When I was a teenager I had the usual boiling cauldron of teenage angst going on, the sort that causes outbreaks of black lipstick, skull earrings and listening to the same song on repeat for, oh four hours or so. In 2001 when I was no longer quite a teenager A whole new You by Shawn Colvin was released... I loved that cd, listened to it straight through (I was evolving you see) and then listened again. My favourite song turned out to be not the title track but a song called Anywhere you Go, a short musical meditation on finding your place in the world, a theme I could identify with as a young transguy not yet out and wondering where I was headed.
One line stuck with me, I often muttered it under my breath when having a bad moment "chop wood and carry water" it said to me "keep going, pick up your foot and take a step, keep talking and moving and you'll find a way". Bread is like that line for me, I (despite testosterone therapy) am not a born wood chopper, but I can take raw flour, water and salt and turn them into the staff of life, how much more zen can you get? In the same way that a perfectly stacked wood store is satisfying (bark up or down? pyramids or square?) the feeling of looking at racks and wires stacked with crusty, flour speckled and crackling loaves from the oven is much the same. Your hands worked it and made it and there is the product of your energies cooling and singing. They will leave your hands and be passed from person to person (in an ideal world) to the end consumer. A piece of you goes with them (ok I'm sorry, I'm sounding like a hippy here) your Will to create a wholesome bread that truly nourishes every part of a person, body and soul matters. If you didn't just pull a sick bag from under your desk you may be a community baker.
As you'll gather baking for the community is what I want to be doing and I continue to take baby steps towards that goal. In the meantime I'm very lucky, you see I get to fill in time in the home of good bread.
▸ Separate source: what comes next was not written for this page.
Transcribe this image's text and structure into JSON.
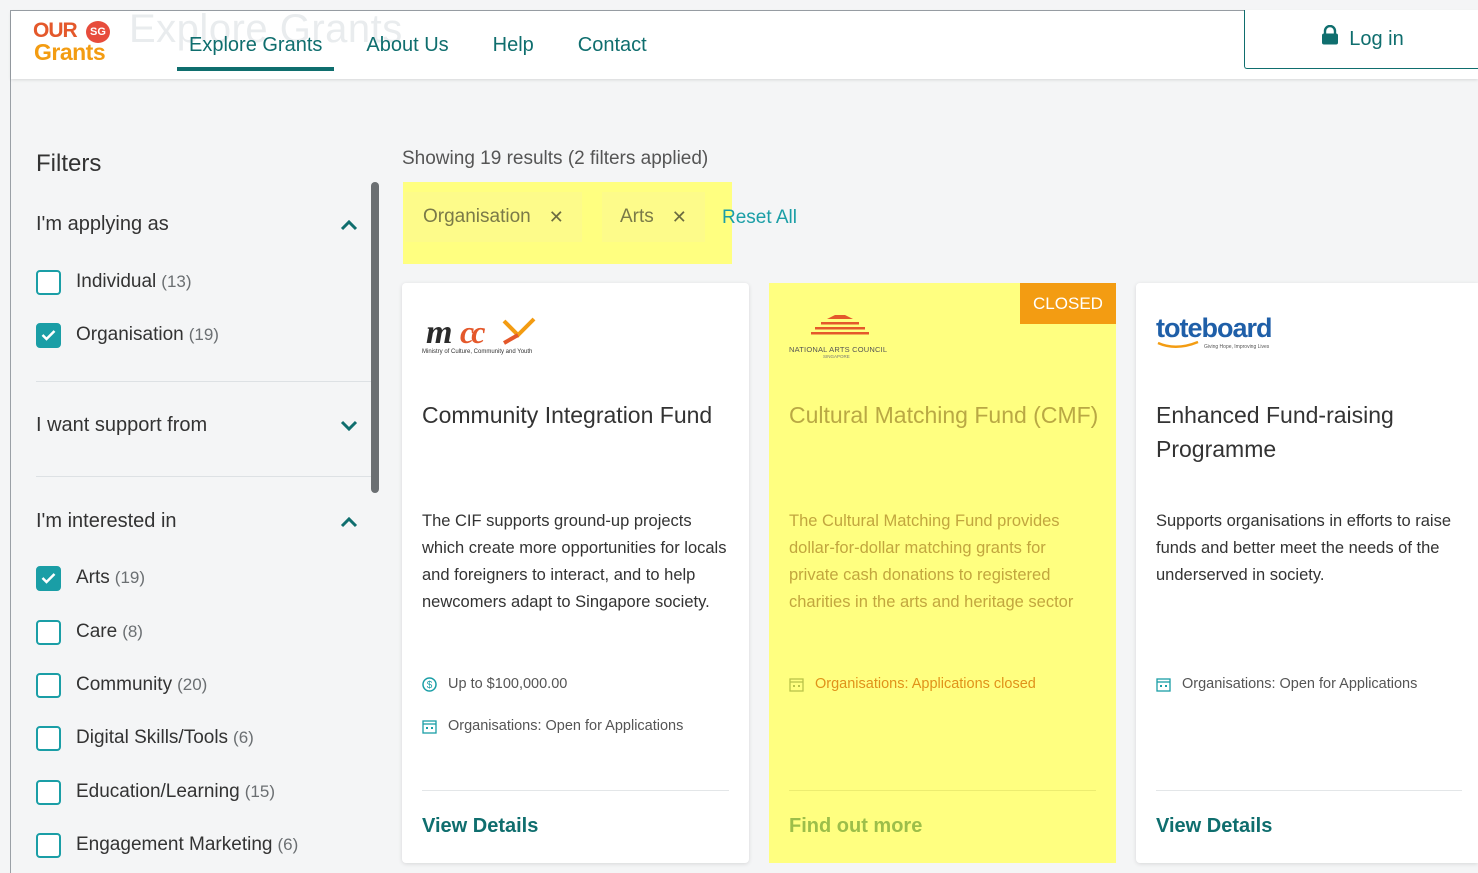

When Andrew and Veronica from Bread Matters moved about four miles from my house I was stunned. What crazy world was this where a person I admired for their skill and real commitment to bettering our food system just turns up here? I had long pined after the courses on offer in Melmerby, poring over the course guide each year and imagining being able to afford to go, but never believing I'd actually meet this godfather of real bread. I'm less awed now, less fanboy at a concert more happy citizen of a diverse community that believes in the importance of bread.
I got to know Andrew and Veronica better as we worked with a community group to start a community supported bakery on Whitmuir farm. They were very real and warm. The bakery started and I worked there a few months as lead baker. But I was in the wrong place with the wrong people, and no amount of warm bread vibes could cure that. I mean it when I say make sure your whole group defines community in the same way you do, ditto radical, different and socially inclusive.
I do however spend some of my time volunteering at Bread Matters. I go in on days courses are running, usually in the morning and weigh down ingredients for the budding bakers who will arrive later. The woodfired over is snapping away as it builds heat for the baking and there is an air of quiet busyness and preparation. After weigh downs I often hoover, or peel and chop vegetables and fruit for the midday or evening meals. These jobs are no less to me than baking a loaf. They are not nothing, they are not unimportant. I enjoy cleaning the potatoes, as I scrub and peel I think about the bakers and my wish for them to feel cared for and nourished. When I wipe down oven trays I imagine the next course and want the participants to feel as if this is just for them, clean and new and ready.
I love seeing parts of the courses as they run, the people on the fundamental courses getting their hands into the dough for the first time and feeling it stick and cling, kneading (forever it seems!) and feeling the dough come alive under their hands. My favourite though is the Baking for the Community course which is running this week (tommorow is the last day). There is an energy in the room, none of the people are there to create a purely profit driven business, they believe in something more. It's a pleasure to work there listening and dreaming as loaves are kneaded, baked, discussed and tested. The business side of things investigated and digested over tea and coffees at regular intervals.
Tommorow is the team bake day. the bakers split into two teams, discuss products and decide on running orders then bake them as though in a commercial bakery situation. I think it is one of the most invaluable experiences on the course, you can tell someone how it feels to have bread overproving and nowhere to bake it, but experiencing an oven jam is more memorable (experiencing it and learning to avoid it and deal with it using timing and temperature) and visceral. It's great to see the comradeship that has built in the last few days coming together and baking. Shared bread, the baking of or the eating of brings a sense of wholeness to a group, it doesn't matter that you are very different people, the bread is there, the bread is real. Chop wood and carry water, listen to the world breathing and make some bread.